“Alright, he must go left or right, and I will take a shot then.” He then takes a few steps out of his bed and is behind only the juniper limb between us. He then does the unexpected and wheels directly to me. I’m thinking, “OH, NO! He’s going to walk directly to my tree. He’s going to bed under MY TREE!” He starts walking to me. My heart is exploding (hell, I’m sweating writing this). I can’t shoot! HIS HEAD is down, and I don’t have a shot. He’s 10 yards, 5 yards! And then he stops. He sees me. He’s at the edge of the limbs. He’s staring right at me. HE SNORTS, his eyes LOCK ON ME.

And then BOOM, in the blink of an eye, he bolts. My bow is on the left-handed side of the limb, and I go into a reflex mode. I swing my bow through him on about his 3rd or 4th step and release the arrows. It was a full-blown traditional bow shot. I see blood spraying and his head starting to tilt back while his legs are getting in front of him. He hits the bottom of the hill and starts up the other side, but only makes its two steps before reeling over backward.

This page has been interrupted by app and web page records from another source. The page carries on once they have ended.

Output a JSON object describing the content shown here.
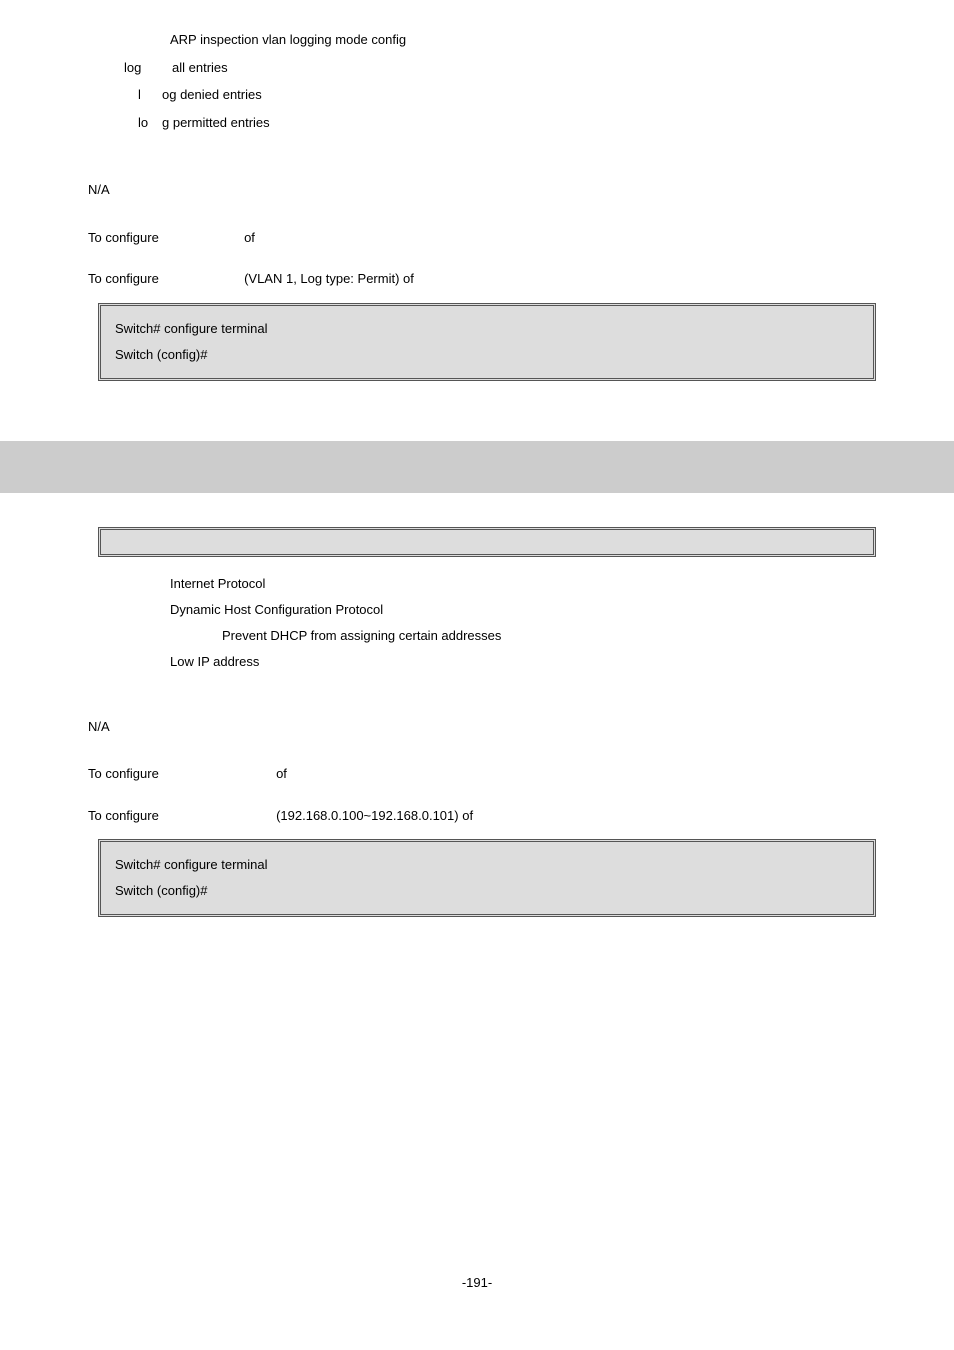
{
  "top": {
    "param1_desc": "ARP inspection vlan logging mode config",
    "sub1_label": "log",
    "sub1_desc": "all entries",
    "sub2_label": "l",
    "sub2_desc": "og denied entries",
    "sub3_label": "lo",
    "sub3_desc": "g permitted entries",
    "na": "N/A",
    "usage1_pre": "To configure",
    "usage1_mid": "of",
    "usage2_pre": "To configure",
    "usage2_mid": "(VLAN 1, Log type: Permit) of",
    "code1": "Switch# configure terminal",
    "code2": "Switch (config)#"
  },
  "bottom": {
    "p1": "Internet Protocol",
    "p2": "Dynamic Host Configuration Protocol",
    "p3": "Prevent DHCP from assigning certain addresses",
    "p4": "Low IP address",
    "na": "N/A",
    "usage1_pre": "To configure",
    "usage1_mid": "of",
    "usage2_pre": "To configure",
    "usage2_mid": "(192.168.0.100~192.168.0.101) of",
    "code1": "Switch# configure terminal",
    "code2": "Switch (config)#"
  },
  "footer": "-191-"
}
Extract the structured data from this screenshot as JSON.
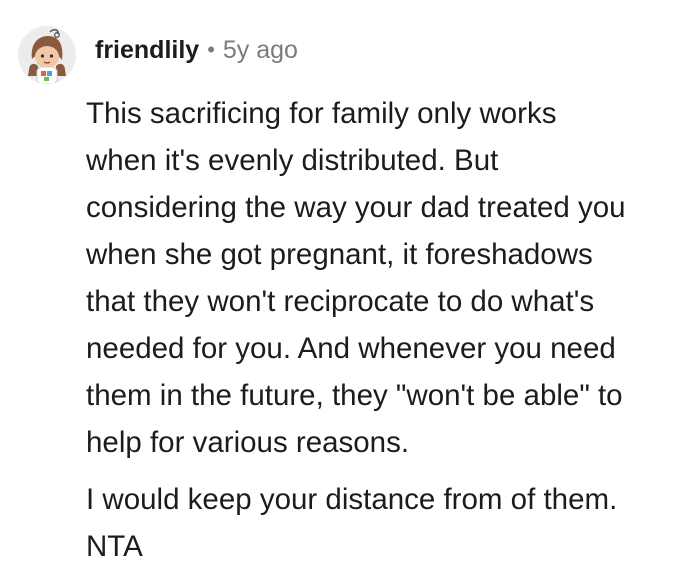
{
  "comment": {
    "username": "friendlily",
    "separator": "•",
    "time": "5y ago",
    "paragraphs": [
      "This sacrificing for family only works\nwhen it's evenly distributed. But\nconsidering the way your dad treated you\nwhen she got pregnant, it foreshadows\nthat they won't reciprocate to do what's\nneeded for you. And whenever you need\nthem in the future, they \"won't be able\" to\nhelp for various reasons.",
      "I would keep your distance from of them.\nNTA"
    ]
  },
  "colors": {
    "text": "#1c1c1c",
    "meta": "#7c7c7c",
    "avatar_bg": "#ececec",
    "avatar_skin": "#f2c9a7",
    "avatar_hair": "#8a5a3c"
  },
  "icons": {
    "avatar": "snoo-avatar-icon"
  }
}
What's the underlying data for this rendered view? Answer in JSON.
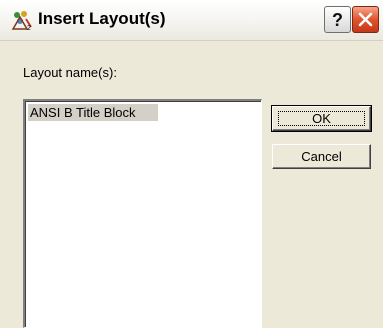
{
  "window": {
    "title": "Insert Layout(s)",
    "icon": "autocad-drawing-app-icon",
    "help_label": "?",
    "close_icon": "close-icon"
  },
  "dialog": {
    "field_label": "Layout name(s):",
    "layouts": [
      "ANSI B Title Block"
    ],
    "selected_index": 0,
    "ok_label": "OK",
    "cancel_label": "Cancel"
  },
  "colors": {
    "dialog_bg": "#ECE9D8",
    "close_red": "#E0542C",
    "selection_bg": "#D4D0C8"
  }
}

“OH MY GOD! He’s down. Holy shit he’s down,” I scream as my knees become weak with the adrenaline dump. The radio erupts with everyone at once asking what happened. They couldn’t see him go down or the shot, but they hear me screaming, “He’s down; he’s down.”

The culmination of months of arduous work all flowed down through me like a river. I’m not sure if I was in shock or what, but I turned into jello. I’m hooked on this OTC Archery Mule Deer tag and will 100% be back!

And this is what it’s all about.

GO and GROW!